With seven picks including three picks in the 4th round, a 5th round pick, two 6th round picks, and a compensatory pick at the end of the 7th round the Patriots will have a busy day on Saturday addressing depth on offense. White may have a key role in 2015, Stork started at center and was solid all season in 2014, and Fleming was valuable as the third tackle on running downs in 2014. Another fourth round like last year would position New England for future success.


3rd round: #97 overall: Geneo Grissom, defensive end/outside linebacker, Oklahoma:

Jan 24, 2015; Mobile, AL, USA; South squad outside linebacker Geneo Grissom of Oklahoma (85) enters the field during player introductions before the Senior Bowl at Ladd-Peebles Stadium. The North won, 34-13. Mandatory Credit: Glenn Andrews-USA TODAY Sports

With their compensatory pick at the end of the third round the Patriots took a project linebacker in Geneo Grissom from Oklahoma. Grissom had a knee injury shut him down at the end of the season, but on tape his versatility and athleticism jump off the screen. He played outside linebacker, defensive end, and even sub-rusher defensive tackle at Oklahoma.


Like linebacker Jamie Collins two years ago, Grissom may have been seen as an athlete without a position. However, Collins has blossomed in New England and finding another dynamic linebacker at the end of the third round is a coup for New England. Grissom will likely be designated pass rusher in a dime package to start in New England after the coaching staff tries him out at various spots in training camp.

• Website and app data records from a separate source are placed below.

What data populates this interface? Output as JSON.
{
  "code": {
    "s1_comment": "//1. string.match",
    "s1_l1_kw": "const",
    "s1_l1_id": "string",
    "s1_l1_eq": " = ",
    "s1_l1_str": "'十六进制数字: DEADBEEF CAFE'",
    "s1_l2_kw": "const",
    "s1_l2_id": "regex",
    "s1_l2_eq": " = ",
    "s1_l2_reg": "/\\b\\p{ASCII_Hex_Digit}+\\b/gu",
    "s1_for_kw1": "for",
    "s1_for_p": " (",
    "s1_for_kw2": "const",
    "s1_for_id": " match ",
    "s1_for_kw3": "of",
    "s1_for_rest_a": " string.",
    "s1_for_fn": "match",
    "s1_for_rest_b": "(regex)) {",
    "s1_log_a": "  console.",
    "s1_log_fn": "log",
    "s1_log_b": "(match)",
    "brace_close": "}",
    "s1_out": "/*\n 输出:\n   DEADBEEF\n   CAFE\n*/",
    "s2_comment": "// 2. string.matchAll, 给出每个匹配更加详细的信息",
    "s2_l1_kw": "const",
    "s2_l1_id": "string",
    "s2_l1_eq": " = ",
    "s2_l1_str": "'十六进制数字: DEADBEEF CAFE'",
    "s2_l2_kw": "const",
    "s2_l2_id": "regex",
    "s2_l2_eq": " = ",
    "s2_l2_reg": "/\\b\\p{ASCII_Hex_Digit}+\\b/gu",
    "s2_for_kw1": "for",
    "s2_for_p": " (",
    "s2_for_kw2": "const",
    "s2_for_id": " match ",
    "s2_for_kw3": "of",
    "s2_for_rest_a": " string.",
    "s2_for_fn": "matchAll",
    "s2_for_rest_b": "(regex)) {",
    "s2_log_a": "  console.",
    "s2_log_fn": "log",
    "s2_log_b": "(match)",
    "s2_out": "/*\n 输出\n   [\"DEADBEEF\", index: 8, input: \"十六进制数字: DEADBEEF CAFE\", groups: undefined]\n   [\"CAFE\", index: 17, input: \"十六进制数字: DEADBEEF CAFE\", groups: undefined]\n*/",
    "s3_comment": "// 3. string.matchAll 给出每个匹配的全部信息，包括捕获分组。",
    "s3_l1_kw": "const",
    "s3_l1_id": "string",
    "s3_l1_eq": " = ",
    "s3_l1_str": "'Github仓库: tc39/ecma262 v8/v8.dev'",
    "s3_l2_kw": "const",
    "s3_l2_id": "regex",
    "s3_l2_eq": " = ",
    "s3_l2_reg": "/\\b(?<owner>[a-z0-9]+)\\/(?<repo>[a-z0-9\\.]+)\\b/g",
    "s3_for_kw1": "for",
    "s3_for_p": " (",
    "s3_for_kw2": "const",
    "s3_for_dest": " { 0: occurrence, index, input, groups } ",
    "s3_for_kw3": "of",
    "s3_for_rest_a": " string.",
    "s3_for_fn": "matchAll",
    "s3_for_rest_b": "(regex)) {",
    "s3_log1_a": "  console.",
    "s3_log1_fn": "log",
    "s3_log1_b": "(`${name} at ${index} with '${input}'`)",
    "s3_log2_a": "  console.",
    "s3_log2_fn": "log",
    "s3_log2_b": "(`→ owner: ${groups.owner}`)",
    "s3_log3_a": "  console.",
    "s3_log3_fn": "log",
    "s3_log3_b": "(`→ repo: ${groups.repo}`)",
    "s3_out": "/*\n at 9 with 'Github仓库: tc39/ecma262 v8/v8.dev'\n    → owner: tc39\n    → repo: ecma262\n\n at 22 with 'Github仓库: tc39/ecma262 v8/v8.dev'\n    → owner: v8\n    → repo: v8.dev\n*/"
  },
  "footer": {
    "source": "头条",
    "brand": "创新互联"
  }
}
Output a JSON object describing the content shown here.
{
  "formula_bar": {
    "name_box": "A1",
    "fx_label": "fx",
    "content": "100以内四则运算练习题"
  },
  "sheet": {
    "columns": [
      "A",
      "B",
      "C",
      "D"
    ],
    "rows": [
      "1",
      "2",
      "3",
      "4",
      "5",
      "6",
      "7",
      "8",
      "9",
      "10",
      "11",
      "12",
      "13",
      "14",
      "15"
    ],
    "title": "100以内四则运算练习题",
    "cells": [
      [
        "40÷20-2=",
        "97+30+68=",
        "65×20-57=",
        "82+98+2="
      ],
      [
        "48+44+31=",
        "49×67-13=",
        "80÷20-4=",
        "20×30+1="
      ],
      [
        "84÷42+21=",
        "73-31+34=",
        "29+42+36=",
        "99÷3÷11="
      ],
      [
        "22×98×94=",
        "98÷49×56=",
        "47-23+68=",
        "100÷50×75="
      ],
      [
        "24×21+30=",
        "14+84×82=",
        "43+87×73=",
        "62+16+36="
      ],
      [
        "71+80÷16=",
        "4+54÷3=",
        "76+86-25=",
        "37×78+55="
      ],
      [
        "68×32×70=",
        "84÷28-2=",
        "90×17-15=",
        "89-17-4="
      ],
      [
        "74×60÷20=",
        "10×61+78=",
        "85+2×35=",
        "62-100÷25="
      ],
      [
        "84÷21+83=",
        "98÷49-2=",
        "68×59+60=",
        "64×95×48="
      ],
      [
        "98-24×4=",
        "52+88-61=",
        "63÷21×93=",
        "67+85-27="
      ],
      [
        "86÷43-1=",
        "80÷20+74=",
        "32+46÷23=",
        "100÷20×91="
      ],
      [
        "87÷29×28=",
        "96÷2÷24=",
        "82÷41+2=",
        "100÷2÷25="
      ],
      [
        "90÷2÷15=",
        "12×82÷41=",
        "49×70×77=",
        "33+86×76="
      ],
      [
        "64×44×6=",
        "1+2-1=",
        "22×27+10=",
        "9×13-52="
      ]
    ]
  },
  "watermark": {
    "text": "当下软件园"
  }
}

Grissom may not be a starter right away, but he is an immediate upgrade over 2013 seventh round draft pick Michael Buchanan as a pass rusher. With his size and leaping ability, Grissom brings a dimension of being able to swat passes at the line of scrimmage–something he was extremely effective at in college. It will be interesting to see what direction the coaching goes in with Grissom whether they groom him as an outside linebacker/defensive end or move him to inside linebacker to potentially play a role like Collins inside.